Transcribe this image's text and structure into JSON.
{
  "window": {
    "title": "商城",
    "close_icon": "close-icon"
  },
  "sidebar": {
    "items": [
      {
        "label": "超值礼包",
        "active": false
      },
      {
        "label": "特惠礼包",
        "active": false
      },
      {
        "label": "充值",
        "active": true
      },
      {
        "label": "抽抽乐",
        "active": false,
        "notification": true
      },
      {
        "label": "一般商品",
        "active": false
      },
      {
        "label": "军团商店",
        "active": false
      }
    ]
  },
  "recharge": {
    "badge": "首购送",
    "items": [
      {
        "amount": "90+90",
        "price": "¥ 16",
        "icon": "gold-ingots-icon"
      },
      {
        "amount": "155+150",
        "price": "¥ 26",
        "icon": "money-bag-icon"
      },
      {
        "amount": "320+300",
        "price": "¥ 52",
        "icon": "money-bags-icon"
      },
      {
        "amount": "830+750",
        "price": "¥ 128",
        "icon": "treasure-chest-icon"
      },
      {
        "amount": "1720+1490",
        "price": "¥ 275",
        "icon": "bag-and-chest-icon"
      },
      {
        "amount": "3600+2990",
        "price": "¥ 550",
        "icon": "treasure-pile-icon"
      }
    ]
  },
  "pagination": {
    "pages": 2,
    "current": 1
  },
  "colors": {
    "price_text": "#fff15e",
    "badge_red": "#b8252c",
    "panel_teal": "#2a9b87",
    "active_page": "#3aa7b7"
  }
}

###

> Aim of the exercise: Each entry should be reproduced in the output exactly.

> Problem solution:
Transcribe this image's text and structure into JSON.
{
  "window": {
    "title": "商城",
    "close_icon": "close-icon"
  },
  "sidebar": {
    "items": [
      {
        "label": "超值礼包",
        "active": false
      },
      {
        "label": "特惠礼包",
        "active": false
      },
      {
        "label": "充值",
        "active": true
      },
      {
        "label": "抽抽乐",
        "active": false,
        "notification": true
      },
      {
        "label": "一般商品",
        "active": false
      },
      {
        "label": "军团商店",
        "active": false
      }
    ]
  },
  "recharge": {
    "badge": "首购送",
    "items": [
      {
        "amount": "90+90",
        "price": "¥ 16",
        "icon": "gold-ingots-icon"
      },
      {
        "amount": "155+150",
        "price": "¥ 26",
        "icon": "money-bag-icon"
      },
      {
        "amount": "320+300",
        "price": "¥ 52",
        "icon": "money-bags-icon"
      },
      {
        "amount": "830+750",
        "price": "¥ 128",
        "icon": "treasure-chest-icon"
      },
      {
        "amount": "1720+1490",
        "price": "¥ 275",
        "icon": "bag-and-chest-icon"
      },
      {
        "amount": "3600+2990",
        "price": "¥ 550",
        "icon": "treasure-pile-icon"
      }
    ]
  },
  "pagination": {
    "pages": 2,
    "current": 1
  },
  "colors": {
    "price_text": "#fff15e",
    "badge_red": "#b8252c",
    "panel_teal": "#2a9b87",
    "active_page": "#3aa7b7"
  }
}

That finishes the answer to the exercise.